Patients who need radiation oncology to treat their gastrointestinal cancers can feel confident that they are receiving the highest quality care from the most experienced team of radiation oncologists in Connecticut. We offer innovative therapies including:
Three-dimensional Conformal Radiation: This technique may be used to target radiation to tumors by matching their particular shapes.
Four-dimensional (4-D) CT simulation makes CT scans faster and more accurate. 4D CT captures the location and movement of tumors and the movement of surrounding organs over time, allowing for more accurate treatment.
Stereotactic body radiotherapy (SBRT) is a noninvasive technique used to provide extremely high doses of radiation with a high level of accuracy, resulting in less radiation delivered to surrounding tissue and fewer side effects.
Genetic Counseling and Testing
Genetic counselors, nurse practitioners, and physicians collaborate to create highly personalized care plans for patients. For patients found to be at increased risk for colon cancer, the GI Cancer Prevention Program provides comprehensive risk assessment, education, and screening. A strong family history of colorectal or gastric cancer, an inherited mutation, or a significant history of colon polyps may increase risk.
The Center for Gastrointestinal Cancers at Smilow Cancer Hospital and Yale Cancer Center includes several specialty services, including an Advanced Endoscopy Team focused on diseases of the pancreas, biliary tree, and the gastrointestinal tract. Patients with a variety of symptoms and diseases are evaluated and monitored, including those with pancreatitis, biliary strictures and stones, post-cholecystectomy complications, unexplained abdominal pain, and suspected gastrointestinal malignancies.
Through our Interventional Oncology Program, patients receive cutting-edge care, including image-guided therapies for patients with liver and colorectal cancers.
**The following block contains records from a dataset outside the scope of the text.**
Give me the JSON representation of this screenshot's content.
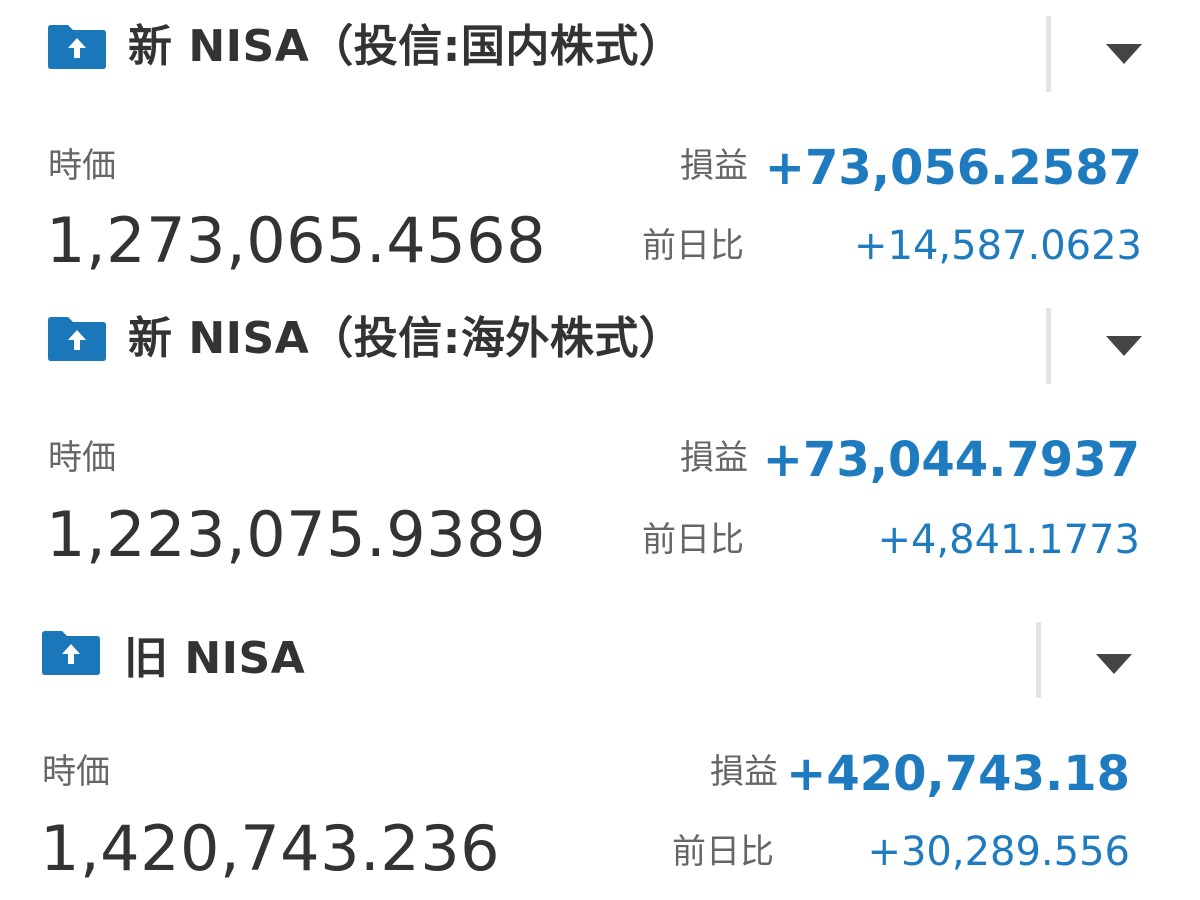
{
  "colors": {
    "accent": "#1f7bbf",
    "folder": "#1a77b9",
    "text_primary": "#333333",
    "text_secondary": "#666666",
    "divider": "#e3e3e3"
  },
  "icons": {
    "folder": "folder-upload-icon",
    "toggle": "triangle-down-icon"
  },
  "accounts": [
    {
      "title": "新 NISA（投信:国内株式）",
      "market_value_label": "時価",
      "market_value": "1,273,065.4568",
      "profit_loss_label": "損益",
      "profit_loss": "+73,056.2587",
      "day_change_label": "前日比",
      "day_change": "+14,587.0623"
    },
    {
      "title": "新 NISA（投信:海外株式）",
      "market_value_label": "時価",
      "market_value": "1,223,075.9389",
      "profit_loss_label": "損益",
      "profit_loss": "+73,044.7937",
      "day_change_label": "前日比",
      "day_change": "+4,841.1773"
    },
    {
      "title": "旧 NISA",
      "market_value_label": "時価",
      "market_value": "1,420,743.236",
      "profit_loss_label": "損益",
      "profit_loss": "+420,743.18",
      "day_change_label": "前日比",
      "day_change": "+30,289.556"
    }
  ]
}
In addition, the program provides a range of therapeutic options for palliative care, including biopsy, vascular port, and chemotherapy catheter placement, as well as various therapies for pain relief.
Pancreatic Cancer Team
Pancreatic cancer is a devastating diagnosis that affects more than 55,000 people in the United States each year. Our expert team provides specialized care, incorporating recent advances and innovative new treatment options that have led to a more promising outlook.
The Advanced Endoscopy Team at Smilow Cancer Hospital focuses on diseases of the pancreas, biliary tree, and the gastrointestinal tract. Patients with a variety of symptoms and diseases are evaluated, including those with pancreatitis, biliary strictures and stones, post-cholecystectomy complications, unexplained abdominal pain, and suspected gastrointestinal malignancies.
Our program offers special expertise in these slow growing cancers of the gastrointestinal tract, which arise from neuroendocrine cells.
Hyperthermic Intraperitoneal Chemotherapy (HIPEC)
HIPEC is a technique that delivers high doses of heated chemotherapy directly to abdominal organs to kill cancer cells that may remain after surgical removal of visible tumors. Our physicians are national leaders in the delivery of HIPEC, with a deep understanding of the types of cancer it can be used to treat, the nuances of the therapy, and its effectiveness. Clinical trials using HIPEC are also available.
Yale Cancer Center and our partner, Smilow Cancer Hospital, acknowledge the seven American Society of Clinical Oncology (ASCO) and National Comprehensive Cancer Network (NCCN) evidence-based quality guidelines for breast and colorectal cancers.